When looking at certain hard-to-reach demographics we see similar drops in return to the web mode were found between November 2007 and May 2008 across age, race, Hispanic ethnicity and Spanish language. The biggest drops were found with Black Race (4.6% drop) and Hispanic Ethnicity (also 4.6% drop).
Initially it was thought that by providing respondents the return mode options for the pre-recruitment survey sequentially, web option first, would result in higher overall returns as well as a higher proportion of web returns. The hypothesis being that when given a choice, particularly between mail and web-based return options, respondents often think they will do the survey via web but fail to do so (and likely discard the mail survey in the interim). However, what we found is that the simultaneous approach, all modes presented together, actually performed better in terms of overall and web-based responses.
The findings, however, may have less to do with whether the options were presented sequentially or simultaneously, but rather the placement of the postcard and letter.
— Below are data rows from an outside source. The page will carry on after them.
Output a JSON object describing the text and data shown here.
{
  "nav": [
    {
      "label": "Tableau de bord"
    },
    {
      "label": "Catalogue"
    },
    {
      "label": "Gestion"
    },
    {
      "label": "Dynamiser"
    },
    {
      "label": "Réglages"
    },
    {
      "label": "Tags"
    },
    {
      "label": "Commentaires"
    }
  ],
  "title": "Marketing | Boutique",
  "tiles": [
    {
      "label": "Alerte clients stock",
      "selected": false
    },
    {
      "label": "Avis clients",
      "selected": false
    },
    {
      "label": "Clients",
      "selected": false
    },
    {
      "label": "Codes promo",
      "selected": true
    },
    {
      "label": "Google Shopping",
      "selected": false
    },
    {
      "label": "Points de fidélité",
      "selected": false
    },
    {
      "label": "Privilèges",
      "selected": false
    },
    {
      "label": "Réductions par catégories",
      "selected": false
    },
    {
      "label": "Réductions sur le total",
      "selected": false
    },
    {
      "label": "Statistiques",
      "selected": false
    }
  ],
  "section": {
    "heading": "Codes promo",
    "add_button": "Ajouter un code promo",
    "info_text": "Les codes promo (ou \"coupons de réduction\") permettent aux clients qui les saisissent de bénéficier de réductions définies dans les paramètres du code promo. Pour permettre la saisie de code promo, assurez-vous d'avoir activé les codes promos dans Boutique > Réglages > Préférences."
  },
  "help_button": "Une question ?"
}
With the sequential approach, the letter with the web log-in information was the first piece and the postcard with no web credentials was used as the reminder. With the simultaneous approach, these mailings were reversed – postcard first and letter second. We hypothesized that presenting the web option by letter in the first mailing was insufficient to garner much interest in the survey. The larger mail packet mailed subsequently likely spurred greater interest or attention to our request for their participation; however, if the respondent discarded or misplaced this packet, when they received the postcard they would have had no way of completing the survey. In contrast, when the follow-up third mailing was in the form of a letter, with the log-in credentials, this provided the information needed for completing the survey among those who may have thrown away the mail survey. The postcard – mail packet – follow-up letter was, therefore, the most effective means of both providing higher response and garnering a larger proportion of web-based interviews. In other words, it was the most effective and efficient approach. Given these results, when Nielsen implemented an ABS sample design for the diary-based TV audience measurement service in November 2008, we followed the November 2007 test design for the pre-recruitment mailings.
There are, however, a number of outstanding questions related to the optimal use and presentation of multiple modes of survey return to respondents. Some of the key questions for us are the following:
- How can we continue to maximize use of the lower cost web-based survey over the more expensive mail survey?
- Despite the proliferation of Internet access, why do respondents overwhelmingly still prefer to complete and return mail surveys over web-based surveys? and
- What design elements might allow researchers to more effectively use multimode designs to encourage participation among the hardest-to-reach groups (i.e., younger and racial-ethnic sample members?)